» INFORMATION SUPPLIED:

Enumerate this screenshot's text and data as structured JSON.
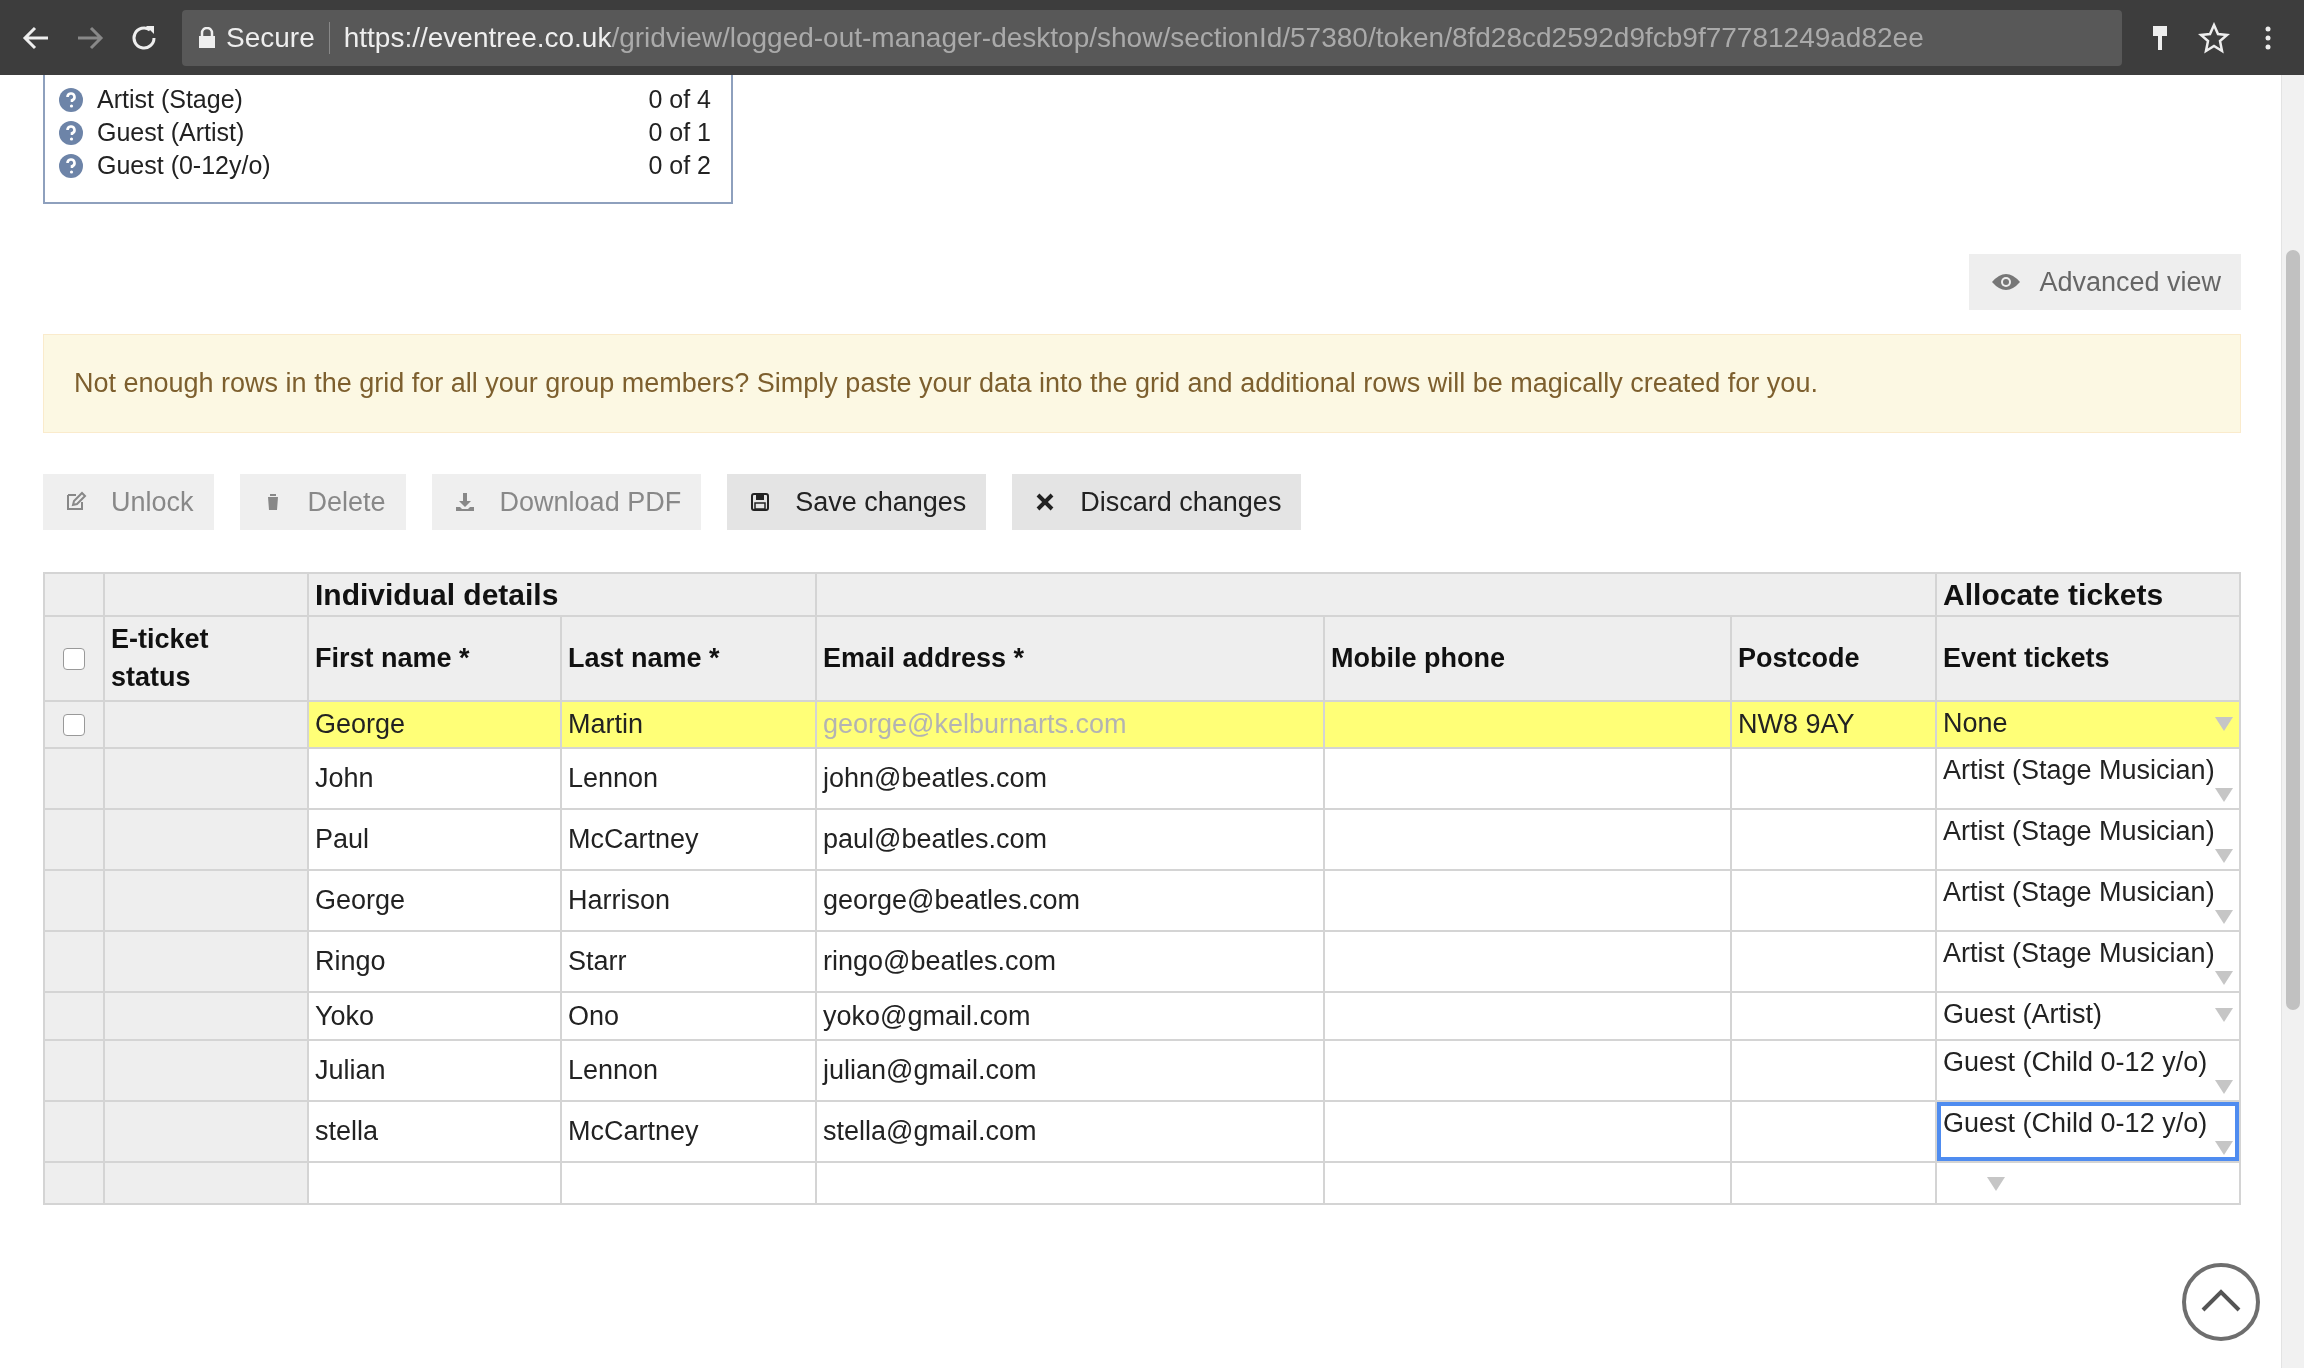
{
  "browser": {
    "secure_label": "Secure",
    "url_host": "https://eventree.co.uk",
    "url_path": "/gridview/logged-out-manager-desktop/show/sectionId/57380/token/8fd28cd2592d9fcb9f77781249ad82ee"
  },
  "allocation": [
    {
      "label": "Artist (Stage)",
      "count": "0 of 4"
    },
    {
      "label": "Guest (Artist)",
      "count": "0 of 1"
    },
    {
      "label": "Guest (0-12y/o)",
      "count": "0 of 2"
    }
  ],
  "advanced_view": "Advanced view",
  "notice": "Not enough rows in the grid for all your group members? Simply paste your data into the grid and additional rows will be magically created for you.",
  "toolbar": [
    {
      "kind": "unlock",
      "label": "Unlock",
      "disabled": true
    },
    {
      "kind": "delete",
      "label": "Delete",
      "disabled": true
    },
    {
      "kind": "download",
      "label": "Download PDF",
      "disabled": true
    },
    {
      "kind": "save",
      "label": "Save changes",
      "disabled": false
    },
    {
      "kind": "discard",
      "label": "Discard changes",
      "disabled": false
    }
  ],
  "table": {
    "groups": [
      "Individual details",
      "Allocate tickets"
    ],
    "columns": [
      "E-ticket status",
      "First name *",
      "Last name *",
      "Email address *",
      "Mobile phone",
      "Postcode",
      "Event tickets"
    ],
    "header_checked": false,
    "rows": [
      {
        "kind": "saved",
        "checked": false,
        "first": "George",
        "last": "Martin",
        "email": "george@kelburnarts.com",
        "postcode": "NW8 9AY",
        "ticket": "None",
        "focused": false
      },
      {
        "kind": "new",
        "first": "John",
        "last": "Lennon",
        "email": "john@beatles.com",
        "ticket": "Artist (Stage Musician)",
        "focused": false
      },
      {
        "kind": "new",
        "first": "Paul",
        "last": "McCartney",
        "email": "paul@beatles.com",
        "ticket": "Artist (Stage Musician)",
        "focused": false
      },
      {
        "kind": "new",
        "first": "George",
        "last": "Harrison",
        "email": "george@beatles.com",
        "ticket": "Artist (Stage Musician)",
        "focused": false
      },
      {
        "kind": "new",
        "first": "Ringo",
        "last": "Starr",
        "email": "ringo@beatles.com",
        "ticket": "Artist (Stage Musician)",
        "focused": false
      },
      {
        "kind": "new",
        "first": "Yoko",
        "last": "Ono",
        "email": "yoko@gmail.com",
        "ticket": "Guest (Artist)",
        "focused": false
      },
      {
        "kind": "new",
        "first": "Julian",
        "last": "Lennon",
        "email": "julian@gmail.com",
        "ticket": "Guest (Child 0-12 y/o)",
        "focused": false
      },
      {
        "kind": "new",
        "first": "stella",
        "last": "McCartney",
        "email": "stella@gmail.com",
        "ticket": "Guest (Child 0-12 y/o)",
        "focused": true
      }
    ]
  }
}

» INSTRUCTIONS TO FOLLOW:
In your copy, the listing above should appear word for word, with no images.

» OUTPUT:
Enumerate this screenshot's text and data as structured JSON.
{
  "browser": {
    "secure_label": "Secure",
    "url_host": "https://eventree.co.uk",
    "url_path": "/gridview/logged-out-manager-desktop/show/sectionId/57380/token/8fd28cd2592d9fcb9f77781249ad82ee"
  },
  "allocation": [
    {
      "label": "Artist (Stage)",
      "count": "0 of 4"
    },
    {
      "label": "Guest (Artist)",
      "count": "0 of 1"
    },
    {
      "label": "Guest (0-12y/o)",
      "count": "0 of 2"
    }
  ],
  "advanced_view": "Advanced view",
  "notice": "Not enough rows in the grid for all your group members? Simply paste your data into the grid and additional rows will be magically created for you.",
  "toolbar": [
    {
      "kind": "unlock",
      "label": "Unlock",
      "disabled": true
    },
    {
      "kind": "delete",
      "label": "Delete",
      "disabled": true
    },
    {
      "kind": "download",
      "label": "Download PDF",
      "disabled": true
    },
    {
      "kind": "save",
      "label": "Save changes",
      "disabled": false
    },
    {
      "kind": "discard",
      "label": "Discard changes",
      "disabled": false
    }
  ],
  "table": {
    "groups": [
      "Individual details",
      "Allocate tickets"
    ],
    "columns": [
      "E-ticket status",
      "First name *",
      "Last name *",
      "Email address *",
      "Mobile phone",
      "Postcode",
      "Event tickets"
    ],
    "header_checked": false,
    "rows": [
      {
        "kind": "saved",
        "checked": false,
        "first": "George",
        "last": "Martin",
        "email": "george@kelburnarts.com",
        "postcode": "NW8 9AY",
        "ticket": "None",
        "focused": false
      },
      {
        "kind": "new",
        "first": "John",
        "last": "Lennon",
        "email": "john@beatles.com",
        "ticket": "Artist (Stage Musician)",
        "focused": false
      },
      {
        "kind": "new",
        "first": "Paul",
        "last": "McCartney",
        "email": "paul@beatles.com",
        "ticket": "Artist (Stage Musician)",
        "focused": false
      },
      {
        "kind": "new",
        "first": "George",
        "last": "Harrison",
        "email": "george@beatles.com",
        "ticket": "Artist (Stage Musician)",
        "focused": false
      },
      {
        "kind": "new",
        "first": "Ringo",
        "last": "Starr",
        "email": "ringo@beatles.com",
        "ticket": "Artist (Stage Musician)",
        "focused": false
      },
      {
        "kind": "new",
        "first": "Yoko",
        "last": "Ono",
        "email": "yoko@gmail.com",
        "ticket": "Guest (Artist)",
        "focused": false
      },
      {
        "kind": "new",
        "first": "Julian",
        "last": "Lennon",
        "email": "julian@gmail.com",
        "ticket": "Guest (Child 0-12 y/o)",
        "focused": false
      },
      {
        "kind": "new",
        "first": "stella",
        "last": "McCartney",
        "email": "stella@gmail.com",
        "ticket": "Guest (Child 0-12 y/o)",
        "focused": true
      }
    ]
  }
}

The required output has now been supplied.